Stress and the things that cause stress are all around us right?
Our bodies natural stress hormone, cortisol, is released in response to stress. So every time you are in “fight or flight” your cortisol level is increased. This is fine if you were actually escaping from something for fighting off death. However, in our society, we are bombarded with stress which makes the stress response chronic.
Your stressors might be different from mine, but I’m guessing we share many: so much to do, feeling rushed and short on time, various demands, trying to do all the right things for ourselves and family …
Whenever you are under stress, your body releases the main stress hormone, called “cortisol.” When your body is functioning optimally, cortisol is naturally high in the morning to get you going, and slowly fades during the day so you can sleep.
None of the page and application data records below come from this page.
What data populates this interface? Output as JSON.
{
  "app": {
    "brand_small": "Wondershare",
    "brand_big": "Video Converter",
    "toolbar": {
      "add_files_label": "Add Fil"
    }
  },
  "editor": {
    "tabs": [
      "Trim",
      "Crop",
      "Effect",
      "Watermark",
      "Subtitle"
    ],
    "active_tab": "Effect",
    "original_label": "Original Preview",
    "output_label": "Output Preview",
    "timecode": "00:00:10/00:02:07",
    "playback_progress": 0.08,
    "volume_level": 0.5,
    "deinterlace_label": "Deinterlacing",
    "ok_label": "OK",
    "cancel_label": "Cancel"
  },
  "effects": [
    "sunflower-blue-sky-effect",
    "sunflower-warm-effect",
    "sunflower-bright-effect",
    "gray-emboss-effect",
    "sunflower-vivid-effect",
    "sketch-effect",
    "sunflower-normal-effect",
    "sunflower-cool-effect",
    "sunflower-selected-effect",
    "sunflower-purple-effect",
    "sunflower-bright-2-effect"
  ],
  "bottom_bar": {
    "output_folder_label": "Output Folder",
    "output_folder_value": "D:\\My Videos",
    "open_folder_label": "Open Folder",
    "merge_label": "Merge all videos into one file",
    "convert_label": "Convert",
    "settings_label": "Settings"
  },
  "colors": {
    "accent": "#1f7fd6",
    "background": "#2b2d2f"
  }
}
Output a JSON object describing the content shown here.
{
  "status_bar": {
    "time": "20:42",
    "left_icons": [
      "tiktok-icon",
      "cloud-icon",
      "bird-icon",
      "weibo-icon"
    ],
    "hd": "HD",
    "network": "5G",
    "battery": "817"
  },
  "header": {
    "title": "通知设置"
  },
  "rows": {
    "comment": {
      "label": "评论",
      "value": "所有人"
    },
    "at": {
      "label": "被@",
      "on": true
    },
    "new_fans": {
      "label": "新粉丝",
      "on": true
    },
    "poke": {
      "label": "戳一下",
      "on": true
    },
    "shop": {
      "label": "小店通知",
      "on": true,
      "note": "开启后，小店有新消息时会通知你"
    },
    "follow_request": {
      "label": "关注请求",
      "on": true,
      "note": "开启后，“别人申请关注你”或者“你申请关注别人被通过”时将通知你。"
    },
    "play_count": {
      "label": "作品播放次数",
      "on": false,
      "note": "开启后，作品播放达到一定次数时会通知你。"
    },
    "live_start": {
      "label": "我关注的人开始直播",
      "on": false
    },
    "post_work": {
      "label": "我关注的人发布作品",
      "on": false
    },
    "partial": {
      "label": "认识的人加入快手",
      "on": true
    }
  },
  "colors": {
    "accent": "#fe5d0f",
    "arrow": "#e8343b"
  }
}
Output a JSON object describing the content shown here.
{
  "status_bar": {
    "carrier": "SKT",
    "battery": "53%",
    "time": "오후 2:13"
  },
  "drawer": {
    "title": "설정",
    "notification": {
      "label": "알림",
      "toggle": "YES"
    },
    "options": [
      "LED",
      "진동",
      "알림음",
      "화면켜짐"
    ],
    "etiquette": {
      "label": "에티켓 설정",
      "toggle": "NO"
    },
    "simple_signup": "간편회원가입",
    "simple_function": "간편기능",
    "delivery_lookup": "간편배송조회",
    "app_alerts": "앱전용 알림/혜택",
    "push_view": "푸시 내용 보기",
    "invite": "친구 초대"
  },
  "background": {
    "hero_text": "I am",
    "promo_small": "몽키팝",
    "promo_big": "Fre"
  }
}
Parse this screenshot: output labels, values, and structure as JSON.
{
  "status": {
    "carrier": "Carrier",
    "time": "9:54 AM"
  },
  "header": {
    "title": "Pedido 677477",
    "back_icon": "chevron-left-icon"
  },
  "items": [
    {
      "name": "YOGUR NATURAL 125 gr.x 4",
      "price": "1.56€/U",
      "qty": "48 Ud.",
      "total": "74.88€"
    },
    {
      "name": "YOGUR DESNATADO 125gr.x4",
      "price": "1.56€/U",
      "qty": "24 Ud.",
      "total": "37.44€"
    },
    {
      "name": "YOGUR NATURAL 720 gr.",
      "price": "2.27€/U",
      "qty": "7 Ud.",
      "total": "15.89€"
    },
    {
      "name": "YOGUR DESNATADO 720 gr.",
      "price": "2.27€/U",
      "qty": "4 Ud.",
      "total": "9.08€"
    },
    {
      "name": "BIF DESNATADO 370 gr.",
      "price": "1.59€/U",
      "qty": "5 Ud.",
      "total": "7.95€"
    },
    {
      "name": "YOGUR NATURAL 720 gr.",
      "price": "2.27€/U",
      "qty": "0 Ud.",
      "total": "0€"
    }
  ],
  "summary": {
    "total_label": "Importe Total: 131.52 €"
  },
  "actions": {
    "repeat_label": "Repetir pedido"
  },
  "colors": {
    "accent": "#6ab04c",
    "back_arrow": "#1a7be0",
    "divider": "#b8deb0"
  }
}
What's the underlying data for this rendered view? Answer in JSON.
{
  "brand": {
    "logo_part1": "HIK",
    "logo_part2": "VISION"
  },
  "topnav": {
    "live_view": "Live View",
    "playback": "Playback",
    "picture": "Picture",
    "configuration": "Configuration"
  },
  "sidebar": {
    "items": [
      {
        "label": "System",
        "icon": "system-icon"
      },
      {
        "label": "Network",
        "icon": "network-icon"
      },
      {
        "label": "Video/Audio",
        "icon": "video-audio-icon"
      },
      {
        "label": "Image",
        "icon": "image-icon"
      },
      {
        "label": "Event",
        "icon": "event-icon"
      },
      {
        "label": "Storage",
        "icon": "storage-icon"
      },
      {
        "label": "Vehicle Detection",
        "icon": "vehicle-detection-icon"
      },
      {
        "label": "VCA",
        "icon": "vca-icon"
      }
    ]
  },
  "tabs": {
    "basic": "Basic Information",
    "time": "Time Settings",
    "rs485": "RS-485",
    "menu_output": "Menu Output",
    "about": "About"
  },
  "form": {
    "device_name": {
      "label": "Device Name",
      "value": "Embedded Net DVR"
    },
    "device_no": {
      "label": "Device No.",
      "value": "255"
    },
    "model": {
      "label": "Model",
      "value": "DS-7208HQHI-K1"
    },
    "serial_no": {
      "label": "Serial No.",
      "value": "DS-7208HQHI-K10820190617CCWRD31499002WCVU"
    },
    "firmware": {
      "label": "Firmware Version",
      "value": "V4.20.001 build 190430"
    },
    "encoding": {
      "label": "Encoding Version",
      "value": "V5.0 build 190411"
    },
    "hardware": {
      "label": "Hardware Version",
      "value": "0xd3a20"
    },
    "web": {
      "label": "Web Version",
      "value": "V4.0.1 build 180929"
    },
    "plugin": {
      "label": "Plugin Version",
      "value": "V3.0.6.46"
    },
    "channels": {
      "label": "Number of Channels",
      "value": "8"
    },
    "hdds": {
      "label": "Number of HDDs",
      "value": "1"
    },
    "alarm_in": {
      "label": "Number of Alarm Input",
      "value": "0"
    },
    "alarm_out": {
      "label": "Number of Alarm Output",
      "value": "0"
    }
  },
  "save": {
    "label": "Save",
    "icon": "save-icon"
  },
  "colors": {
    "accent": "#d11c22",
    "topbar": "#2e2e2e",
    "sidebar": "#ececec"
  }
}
Did you know that too-high levels of cortisol are associated with belly fat, poor sleep, brain fog, high blood pressure, high blood sugar, and even lowers your immunity?
Do you experience any of these? Well, then read on because I have a list of foods, nutrients and lifestyle recommendations to help you lower this stress hormone naturally!
Lifestyle techniques to lower stress hormones naturally
There is one consistent key to everything we discuss here. That is to remember the whole you. Of course, there are foods that can help, but lifestyle is even more important to lower cortisol.
1. Reduce your stress. Stress is the top cause of increased cortisol levels. Therefore, it’s the first thing we should tackle. Of course, it’s not enough just to say “reduce your stress.” If it were that easy, we’d all be in a state of bliss each day! For practical help and guidance, watch for my program A Busy Woman’s Guide to Overcoming Overwhelm opening June 25.
2. Laugh! Enjoy life, have fun, and laugh. The cortisol-lowering benefits of laughter are more potent when you laugh with others. So get a couple friends together and play a laughter-inducing game (Apples-to-Apples, Pictionary, Pie Face) or watch a funny movie.
3. Do a “brain dump” at the close of each day. Getting things off your mind and onto paper helps your physical health.
4. Relax and have fun. Things like deep breathing, massages, and listening to relaxing music all reduce cortisol.
5. Be social and bust loneliness. Would you believe me if I told you that science has shown health risks from social isolation and loneliness? It’s true! Maintaining good relationships and spending time with people you like and who support you is key.
6. Enjoy your pets. Being around them and petting your furry friend reduces your stress levels.
7. Get enough sleep! One of the weeks in A Busy Woman’s Guide to Overcoming Overwhelm will be devoted to helping you find more and better quality sleep because sleep reduces cortisol levels and helps improve your overall health in so many ways.
8. Light or moderate exercise done on a consistent basis can reduce overall cortisol levels. (Intense exercise can actually raise your cortisol levels, so don’t overdo it.)
Foods and nutrients to lower cortisol
9. Let’s start with one of the biggies that increases your cortisol: sugar. Reducing the sugar we eat and drink can be a great step toward better health for our minds (and bodies).
10. High doses of caffeine also increase your cortisol levels. If energy drinks or coffee make you feel anxious and jittery, then cut back on the amount of caffeine you ingest. Find healthy ways to boost your energy levels. (Don’t be like the patients I’ve taken care of in the Emergency Department who come in with heart problems after consuming too many energy drinks.) Click here for my 5 tips.
11. Also, being dehydrated increases cortisol. Make sure you’re drinking enough water every day, especially if you feel thirsty. A good amount to aim for is half of your weight (pounds) in ounces of water each day.
12. Eat a variety of nutrient-dense whole foods—the more colorful the better! This doesn’t just help reduce stress hormone, it helps all aspects of your health.
13. Lower your cortisol levels with tea and dark chocolate. Try a mint or chamomile tea or a square of rich, dark chocolate (without a lot of added sugar!)
14. Don’t forget your probiotics and prebiotics! There is so much new research about the gut-mind connection, and how taking care of your friendly gut microbes is key! Make sure you’re eating probiotic-rich fermented foods and getting a healthy dose of prebiotic fiber.
Too much of the stress hormone cortisol can have several negative impacts on your health. There are many proven ways to reduce levels of cortisol naturally.
In terms of foods and nutrients, have less sugar and caffeine. And have more water, fruit, tea, dark chocolate, probiotics, and prebiotics.
Lifestyle factors are huge when it comes to cortisol. To lower yours, exercise (but not too much), get more sleep, relax, and watch for my program A Busy Woman’s Guide to Overcoming Overwhelm.
In the comments below, let me know your favorite ways to bust the stress hormone cortisol!
Recipe (High fiber prebiotic): De-Stressing Chocolate Pudding
3 ripe avocados
¼ cup cacao powder (unsweetened)
¼ cup maple syrup
½ tsp vanilla extract
1 dash salt
Place all ingredients into a food processor and blend until smooth.
Serve & enjoy!
Tip: Try adding a pinch of cinnamon for a deeper flavor.